In early April 2020 the whole country had pretty much shut down. Back in January at the Cannonballer reunion there was talk of an unlimited Cannonball event on April 4th but in mid March COVID19 panic had taken over leaving only 2 teams. While many thought this would be the ultimate time to make a run I personally didn’t feel the need to compete in such a thing so I decided I’d simply scout for the teams when they passed through. Lets just say things didn’t go as I had planned…

In the span of just 24 hours, not only was our Cannonball record broken by a new team, but my Cannonball Mercedes-Benz E63 AMG was broken as well – destroyed by a semi truck. I determined that this was the sign that it was time to end my Cannonball career. My co-driver Doug had promised his wife he’d retire, and I no longer had a suitable car. Knowing how long it took to get the E63 built and tested the first time, coupled with watching traffic steadily increase throughout the days and weeks of lockdown, I came to grips with the fact that there was likely no way to even attempt taking the record back. I thought that maybe God was calling me to hang up my Cannonballing hat. Then Doug called me.

My poor, mangled E63

On this call Doug informed me his wife had a change of heart. Seeing the record fall so easily along with the lack of traffic she felt that if there ever was a time to run again it would be during the COVID19 quarantine. That conversation led to “well how are we going to find a car in time?” The only real option had to be something already prepped for such a run. Or so I thought…

At the time Doug just happened to be selling Troy Schneider’s Cannonball Corvette (which had previously run 29:48) on consignment. It was a stock 2016 Stingray outfitted with fuel cells and countermeasures and was supposed to be ready to make a run. Doug negotiated a price and had the car shipped to my shop the next day to be inspected and prepared. After spending a week repairing and modifying the car I took it on a test drive the Monday before we were supposed to make the run. Unhappy with the performance of the car, and unsure about running with a fuel setup that had proved problematic in the past, I called Doug and told him there is no way that I am driving this thing across the country.

Cannonball Corvette being prepared for a run

My only option was to find another car and totally wing it. Keep in mind, at this point I had not told any of my friends what had happened to the E63. However, I had my eye on a modified Audi S6 that my friend Eric had bought a few months ago, and I figured he might be tired of it. I made the call and explained what had happened to my E63, the failed attempt to replace it with a Corvette, and my very desperate need to buy his car. It was shrewd negotiating at its worst. Eric was more than happy to oblige – having just purchased an R35 GT-R. An hour later, we had the car on the rack at Cannonball Garage, and the game was on. 

The Audi S6 goes under the knife

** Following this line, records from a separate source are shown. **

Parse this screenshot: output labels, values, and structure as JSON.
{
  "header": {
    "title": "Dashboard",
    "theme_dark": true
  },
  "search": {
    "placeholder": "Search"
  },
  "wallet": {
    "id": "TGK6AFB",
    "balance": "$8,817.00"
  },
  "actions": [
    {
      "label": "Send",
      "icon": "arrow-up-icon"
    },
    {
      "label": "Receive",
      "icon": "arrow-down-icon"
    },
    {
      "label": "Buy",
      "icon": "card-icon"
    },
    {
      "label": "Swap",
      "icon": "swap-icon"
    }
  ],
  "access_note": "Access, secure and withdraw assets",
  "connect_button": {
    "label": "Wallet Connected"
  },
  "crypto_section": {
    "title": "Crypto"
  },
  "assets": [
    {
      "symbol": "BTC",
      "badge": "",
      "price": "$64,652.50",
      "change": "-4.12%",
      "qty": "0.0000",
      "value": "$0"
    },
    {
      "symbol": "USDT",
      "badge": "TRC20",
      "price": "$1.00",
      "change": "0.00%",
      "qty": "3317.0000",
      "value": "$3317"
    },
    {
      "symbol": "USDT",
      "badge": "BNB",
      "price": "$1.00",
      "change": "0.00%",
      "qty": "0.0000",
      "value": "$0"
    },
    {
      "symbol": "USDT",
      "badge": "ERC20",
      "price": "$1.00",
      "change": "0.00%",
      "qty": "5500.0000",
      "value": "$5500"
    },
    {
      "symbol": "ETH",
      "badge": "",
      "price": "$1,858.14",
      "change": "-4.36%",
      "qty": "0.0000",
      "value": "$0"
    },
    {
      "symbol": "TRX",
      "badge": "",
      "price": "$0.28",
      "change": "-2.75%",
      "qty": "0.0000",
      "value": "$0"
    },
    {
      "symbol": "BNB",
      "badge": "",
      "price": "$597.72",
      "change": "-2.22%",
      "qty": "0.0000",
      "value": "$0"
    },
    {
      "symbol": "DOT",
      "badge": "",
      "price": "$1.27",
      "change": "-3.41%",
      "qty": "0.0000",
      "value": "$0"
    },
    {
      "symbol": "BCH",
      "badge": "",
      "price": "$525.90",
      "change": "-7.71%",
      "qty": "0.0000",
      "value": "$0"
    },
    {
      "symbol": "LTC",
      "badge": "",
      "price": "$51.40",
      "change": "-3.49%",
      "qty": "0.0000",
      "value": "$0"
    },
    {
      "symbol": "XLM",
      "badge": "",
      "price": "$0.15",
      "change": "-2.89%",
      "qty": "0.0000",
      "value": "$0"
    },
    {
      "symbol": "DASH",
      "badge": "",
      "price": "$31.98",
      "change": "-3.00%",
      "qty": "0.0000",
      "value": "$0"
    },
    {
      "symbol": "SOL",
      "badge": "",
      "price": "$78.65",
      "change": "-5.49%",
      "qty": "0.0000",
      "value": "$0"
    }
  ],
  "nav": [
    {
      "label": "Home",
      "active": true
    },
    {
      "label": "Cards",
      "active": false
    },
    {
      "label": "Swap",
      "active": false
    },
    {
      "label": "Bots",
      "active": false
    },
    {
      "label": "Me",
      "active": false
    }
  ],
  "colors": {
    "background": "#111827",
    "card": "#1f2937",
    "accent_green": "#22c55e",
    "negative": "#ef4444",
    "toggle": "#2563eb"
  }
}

Normally the building of the car is my favorite part of a Cannonball. I find particular enjoyment in the painstaking preparation, but this time I didn’t have that luxury. This was going to be like one of those car building “reality” shows where a team builds an entire car over the course of a few days. However, this build would not be able to benefit from Hollywood magic: This car HAD to be built in the time allotted.

Victor works on installing the electronics
Matt inspects the engine and routes wiring

To add to the already difficult task of preparing a car in three days, obtaining parts and supplies was especially difficult due to COVID19 and the near complete shutdown across the United States. Happily, I have many Cannonball cars laying around the shop at any given time, mostly from previous runs, so my team took a page from Ferrari’s book and scavenged parts off of whatever was available in house.

Too fancy, this RS6 grill HAS to go
That’s what I was looking for

The Police countermeasures all came out of the Ford LTD I had built for the 2019 C2C Express. The electronic “stack” from between the seats of the Vette which housed a power inverter, CB radio, and fuse panel, was placed in the backseat of the S6. The fuel cell was taken from the wrecked E63 and the CB antenna and a couple other bits were taken off the Transcontinental P71 Blackturd from The 2904.

Dismantling the C2C LTD of it’s Police countermeasures

One of my requirements for any Cannonball build is a brake light kill switch. It was difficult to figure out in the E63 and on the S6 it proved to be even harder. Miles spent 1 full day on it overcoming Audi’s advanced lighting system and had to actually hack into the body control computer and change some settings to get the brake lights totally disabled.

Charles works on making the OZ wheels look like steel Police wheels with dogdish hubcaps

While my team was busy installing all of the electronics, I spent my time working on the disguise of the car. Seeing the striking similarities in body shape between the S6 and a Ford Taurus I knew that was the ideal disguise: a Ford Taurus Police Interceptor. This would consist of:

Debadging of the entire car

“Reshaping” of the grill, headlights and taillights using vinyl

19” Black OZ wheels with centers painted silver to replicate the traditional cop “steelie” wheels

Fake “Ford” logo on the grill

Reflective Chevrons on rear bumper

Fake unit number on trunk decklid

After a few long days and nights the car was as ready as it was going to be. With no time to test any of the countermeasures or systems, I headed East to Cleveland to pick up Doug. 

Stay tuned for the story of the record run!